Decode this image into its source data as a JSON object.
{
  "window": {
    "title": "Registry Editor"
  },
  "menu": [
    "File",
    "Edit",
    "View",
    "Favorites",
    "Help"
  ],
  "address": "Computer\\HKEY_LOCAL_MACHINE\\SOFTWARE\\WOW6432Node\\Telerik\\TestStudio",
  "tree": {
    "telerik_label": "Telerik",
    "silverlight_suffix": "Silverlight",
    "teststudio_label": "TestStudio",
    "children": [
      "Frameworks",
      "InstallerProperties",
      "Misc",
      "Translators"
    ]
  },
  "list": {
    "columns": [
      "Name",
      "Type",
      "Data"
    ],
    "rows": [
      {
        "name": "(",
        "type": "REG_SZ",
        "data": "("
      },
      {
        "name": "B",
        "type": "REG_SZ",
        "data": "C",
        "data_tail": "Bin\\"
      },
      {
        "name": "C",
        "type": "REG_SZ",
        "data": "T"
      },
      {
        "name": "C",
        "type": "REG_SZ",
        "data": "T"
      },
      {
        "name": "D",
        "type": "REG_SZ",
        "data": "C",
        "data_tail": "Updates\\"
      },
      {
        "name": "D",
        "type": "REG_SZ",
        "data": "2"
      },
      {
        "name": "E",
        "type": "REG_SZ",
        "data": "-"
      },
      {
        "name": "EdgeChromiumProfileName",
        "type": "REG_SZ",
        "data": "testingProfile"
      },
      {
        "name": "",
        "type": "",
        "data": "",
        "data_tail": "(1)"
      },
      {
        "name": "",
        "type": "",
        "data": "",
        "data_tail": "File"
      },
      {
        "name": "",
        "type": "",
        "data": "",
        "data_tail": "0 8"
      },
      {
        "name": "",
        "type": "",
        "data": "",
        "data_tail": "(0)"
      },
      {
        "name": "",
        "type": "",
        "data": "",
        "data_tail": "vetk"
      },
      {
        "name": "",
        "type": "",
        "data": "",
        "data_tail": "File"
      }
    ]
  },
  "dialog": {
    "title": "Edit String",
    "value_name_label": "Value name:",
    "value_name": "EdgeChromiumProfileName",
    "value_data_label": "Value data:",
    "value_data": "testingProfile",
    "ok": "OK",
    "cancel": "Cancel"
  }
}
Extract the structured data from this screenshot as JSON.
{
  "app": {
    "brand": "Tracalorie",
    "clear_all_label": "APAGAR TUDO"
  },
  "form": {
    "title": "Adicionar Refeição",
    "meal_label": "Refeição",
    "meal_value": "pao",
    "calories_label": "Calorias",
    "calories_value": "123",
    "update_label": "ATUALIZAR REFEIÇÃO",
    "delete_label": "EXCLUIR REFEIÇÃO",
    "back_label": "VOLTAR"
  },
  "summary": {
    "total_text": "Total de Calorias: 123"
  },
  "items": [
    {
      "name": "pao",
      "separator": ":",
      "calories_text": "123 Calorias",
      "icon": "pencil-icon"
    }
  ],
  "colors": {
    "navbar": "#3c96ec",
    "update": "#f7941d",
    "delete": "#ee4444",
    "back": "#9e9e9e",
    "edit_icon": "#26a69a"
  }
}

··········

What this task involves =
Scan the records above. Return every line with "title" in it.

Finished task =
    "title": "Registry Editor"
    "title": "Edit String",
    "title": "Adicionar Refeição",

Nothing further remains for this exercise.